Exercise data:
* * * *

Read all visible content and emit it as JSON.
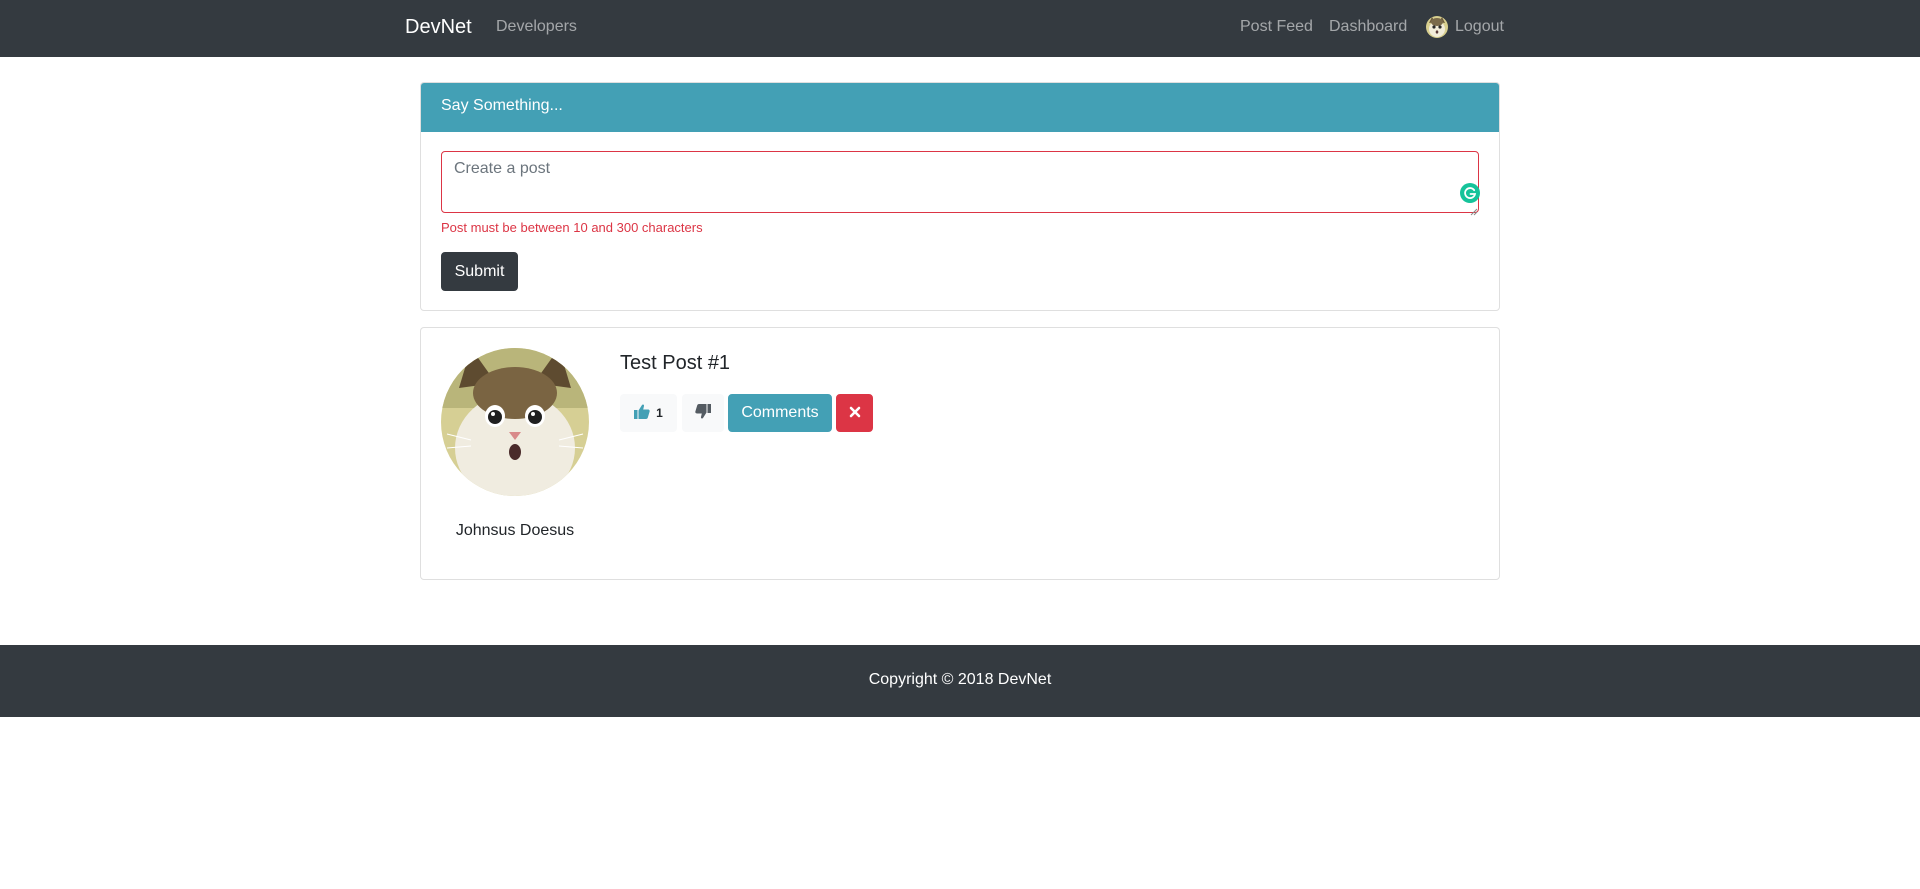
{
  "navbar": {
    "brand": "DevNet",
    "left_links": [
      {
        "label": "Developers"
      }
    ],
    "right_links": [
      {
        "label": "Post Feed"
      },
      {
        "label": "Dashboard"
      }
    ],
    "logout_label": "Logout",
    "avatar_icon": "cat-avatar-icon"
  },
  "post_form": {
    "header": "Say Something...",
    "textarea_value": "",
    "textarea_placeholder": "Create a post",
    "error_text": "Post must be between 10 and 300 characters",
    "submit_label": "Submit"
  },
  "post": {
    "author_name": "Johnsus Doesus",
    "text": "Test Post #1",
    "like_count": "1",
    "comments_label": "Comments",
    "like_icon": "thumbs-up-icon",
    "unlike_icon": "thumbs-down-icon",
    "delete_icon": "close-x-icon"
  },
  "footer": {
    "copyright": "Copyright © 2018 DevNet"
  },
  "colors": {
    "navbar_bg": "#343a40",
    "info": "#43a0b5",
    "danger": "#dc3545",
    "light": "#f8f9fa",
    "grammarly": "#15c39a"
  }
}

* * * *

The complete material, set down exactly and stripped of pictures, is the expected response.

Read all visible content and emit it as JSON.
{
  "navbar": {
    "brand": "DevNet",
    "left_links": [
      {
        "label": "Developers"
      }
    ],
    "right_links": [
      {
        "label": "Post Feed"
      },
      {
        "label": "Dashboard"
      }
    ],
    "logout_label": "Logout",
    "avatar_icon": "cat-avatar-icon"
  },
  "post_form": {
    "header": "Say Something...",
    "textarea_value": "",
    "textarea_placeholder": "Create a post",
    "error_text": "Post must be between 10 and 300 characters",
    "submit_label": "Submit"
  },
  "post": {
    "author_name": "Johnsus Doesus",
    "text": "Test Post #1",
    "like_count": "1",
    "comments_label": "Comments",
    "like_icon": "thumbs-up-icon",
    "unlike_icon": "thumbs-down-icon",
    "delete_icon": "close-x-icon"
  },
  "footer": {
    "copyright": "Copyright © 2018 DevNet"
  },
  "colors": {
    "navbar_bg": "#343a40",
    "info": "#43a0b5",
    "danger": "#dc3545",
    "light": "#f8f9fa",
    "grammarly": "#15c39a"
  }
}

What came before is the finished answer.